### WORK ITEM
Would it be possible to write out each entry below exactly, without the pictures?

== PROVIDED DATA ==

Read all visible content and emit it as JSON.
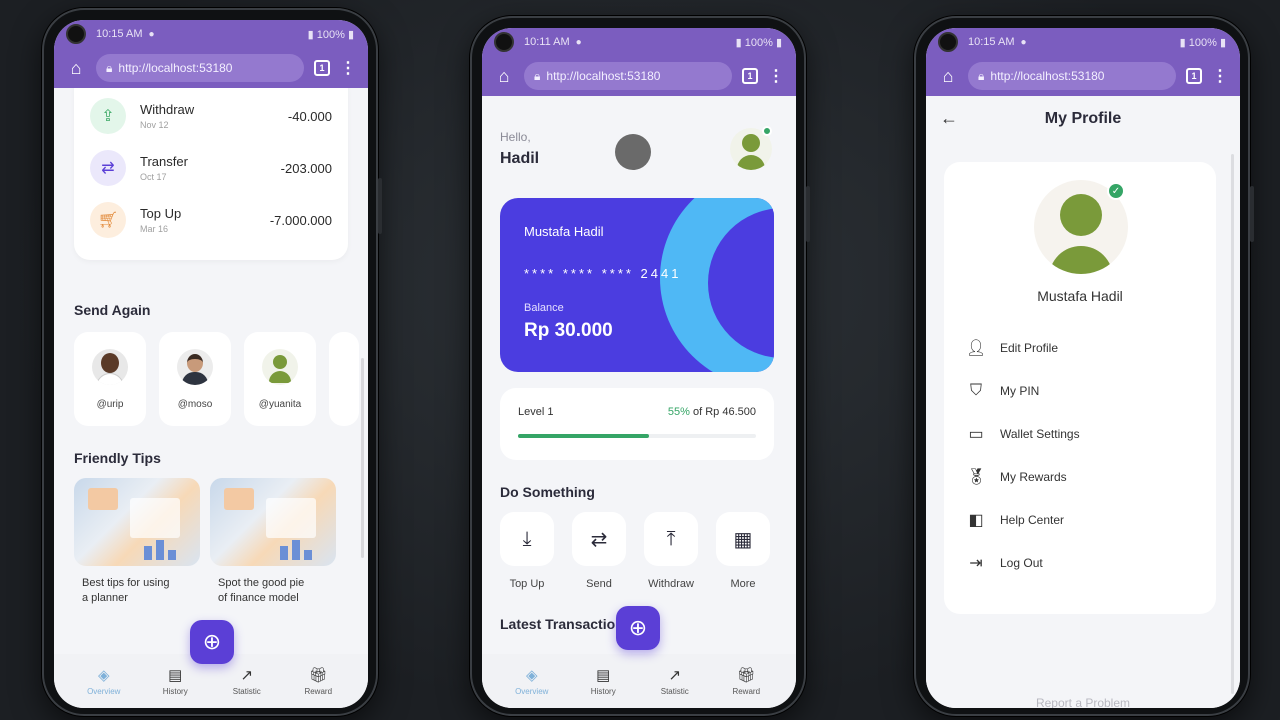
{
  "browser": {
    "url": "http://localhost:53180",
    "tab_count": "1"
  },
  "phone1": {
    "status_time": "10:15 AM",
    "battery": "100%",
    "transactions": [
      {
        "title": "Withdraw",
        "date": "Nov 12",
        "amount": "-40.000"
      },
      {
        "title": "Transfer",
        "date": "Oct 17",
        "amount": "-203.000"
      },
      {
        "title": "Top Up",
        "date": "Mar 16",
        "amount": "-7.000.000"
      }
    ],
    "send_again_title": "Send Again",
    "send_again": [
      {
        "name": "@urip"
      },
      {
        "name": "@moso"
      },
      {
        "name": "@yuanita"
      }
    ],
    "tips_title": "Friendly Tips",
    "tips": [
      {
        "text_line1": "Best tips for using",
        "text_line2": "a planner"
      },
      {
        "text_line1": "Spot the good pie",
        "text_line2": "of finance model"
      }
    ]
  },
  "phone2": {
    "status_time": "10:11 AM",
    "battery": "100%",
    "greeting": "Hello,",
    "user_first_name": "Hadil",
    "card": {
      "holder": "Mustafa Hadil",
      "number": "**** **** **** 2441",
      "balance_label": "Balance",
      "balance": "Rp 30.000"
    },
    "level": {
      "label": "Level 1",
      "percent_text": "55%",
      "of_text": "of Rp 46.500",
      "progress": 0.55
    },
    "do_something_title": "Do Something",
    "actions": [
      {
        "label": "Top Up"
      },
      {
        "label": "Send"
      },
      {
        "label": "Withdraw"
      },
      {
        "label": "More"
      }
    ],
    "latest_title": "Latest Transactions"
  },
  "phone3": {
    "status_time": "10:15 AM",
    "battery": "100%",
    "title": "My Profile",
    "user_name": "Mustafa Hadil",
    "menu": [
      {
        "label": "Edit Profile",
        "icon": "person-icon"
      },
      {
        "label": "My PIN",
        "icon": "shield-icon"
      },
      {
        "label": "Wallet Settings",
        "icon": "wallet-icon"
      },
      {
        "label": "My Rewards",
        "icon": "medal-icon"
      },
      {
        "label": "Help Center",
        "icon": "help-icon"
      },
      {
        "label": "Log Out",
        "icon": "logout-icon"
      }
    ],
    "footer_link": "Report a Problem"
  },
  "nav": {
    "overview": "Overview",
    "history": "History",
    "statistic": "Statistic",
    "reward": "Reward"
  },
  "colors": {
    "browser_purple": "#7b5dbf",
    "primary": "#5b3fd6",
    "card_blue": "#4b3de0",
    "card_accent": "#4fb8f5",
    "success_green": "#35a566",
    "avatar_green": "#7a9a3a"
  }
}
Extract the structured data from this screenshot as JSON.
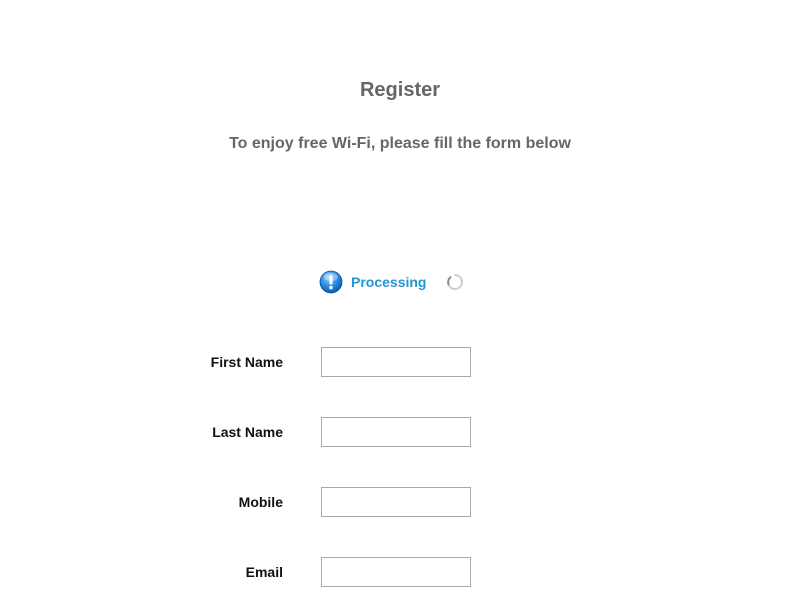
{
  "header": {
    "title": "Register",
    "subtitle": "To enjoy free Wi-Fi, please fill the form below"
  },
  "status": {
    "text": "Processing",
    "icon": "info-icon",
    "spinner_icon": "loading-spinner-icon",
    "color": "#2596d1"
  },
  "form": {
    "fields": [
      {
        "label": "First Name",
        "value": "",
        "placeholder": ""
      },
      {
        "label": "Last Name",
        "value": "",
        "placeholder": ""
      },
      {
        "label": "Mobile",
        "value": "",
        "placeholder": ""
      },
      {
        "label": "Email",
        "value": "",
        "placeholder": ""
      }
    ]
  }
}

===

### RESULT
Read all visible content and emit it as JSON.
{
  "browser": {
    "url": "http://localhost:53180",
    "tab_count": "1"
  },
  "phone1": {
    "status_time": "10:15 AM",
    "battery": "100%",
    "transactions": [
      {
        "title": "Withdraw",
        "date": "Nov 12",
        "amount": "-40.000"
      },
      {
        "title": "Transfer",
        "date": "Oct 17",
        "amount": "-203.000"
      },
      {
        "title": "Top Up",
        "date": "Mar 16",
        "amount": "-7.000.000"
      }
    ],
    "send_again_title": "Send Again",
    "send_again": [
      {
        "name": "@urip"
      },
      {
        "name": "@moso"
      },
      {
        "name": "@yuanita"
      }
    ],
    "tips_title": "Friendly Tips",
    "tips": [
      {
        "text_line1": "Best tips for using",
        "text_line2": "a planner"
      },
      {
        "text_line1": "Spot the good pie",
        "text_line2": "of finance model"
      }
    ]
  },
  "phone2": {
    "status_time": "10:11 AM",
    "battery": "100%",
    "greeting": "Hello,",
    "user_first_name": "Hadil",
    "card": {
      "holder": "Mustafa Hadil",
      "number": "**** **** **** 2441",
      "balance_label": "Balance",
      "balance": "Rp 30.000"
    },
    "level": {
      "label": "Level 1",
      "percent_text": "55%",
      "of_text": "of Rp 46.500",
      "progress": 0.55
    },
    "do_something_title": "Do Something",
    "actions": [
      {
        "label": "Top Up"
      },
      {
        "label": "Send"
      },
      {
        "label": "Withdraw"
      },
      {
        "label": "More"
      }
    ],
    "latest_title": "Latest Transactions"
  },
  "phone3": {
    "status_time": "10:15 AM",
    "battery": "100%",
    "title": "My Profile",
    "user_name": "Mustafa Hadil",
    "menu": [
      {
        "label": "Edit Profile",
        "icon": "person-icon"
      },
      {
        "label": "My PIN",
        "icon": "shield-icon"
      },
      {
        "label": "Wallet Settings",
        "icon": "wallet-icon"
      },
      {
        "label": "My Rewards",
        "icon": "medal-icon"
      },
      {
        "label": "Help Center",
        "icon": "help-icon"
      },
      {
        "label": "Log Out",
        "icon": "logout-icon"
      }
    ],
    "footer_link": "Report a Problem"
  },
  "nav": {
    "overview": "Overview",
    "history": "History",
    "statistic": "Statistic",
    "reward": "Reward"
  },
  "colors": {
    "browser_purple": "#7b5dbf",
    "primary": "#5b3fd6",
    "card_blue": "#4b3de0",
    "card_accent": "#4fb8f5",
    "success_green": "#35a566",
    "avatar_green": "#7a9a3a"
  }
}
Extract the structured data from this screenshot as JSON.
{
  "header": {
    "title": "Register",
    "subtitle": "To enjoy free Wi-Fi, please fill the form below"
  },
  "status": {
    "text": "Processing",
    "icon": "info-icon",
    "spinner_icon": "loading-spinner-icon",
    "color": "#2596d1"
  },
  "form": {
    "fields": [
      {
        "label": "First Name",
        "value": "",
        "placeholder": ""
      },
      {
        "label": "Last Name",
        "value": "",
        "placeholder": ""
      },
      {
        "label": "Mobile",
        "value": "",
        "placeholder": ""
      },
      {
        "label": "Email",
        "value": "",
        "placeholder": ""
      }
    ]
  }
}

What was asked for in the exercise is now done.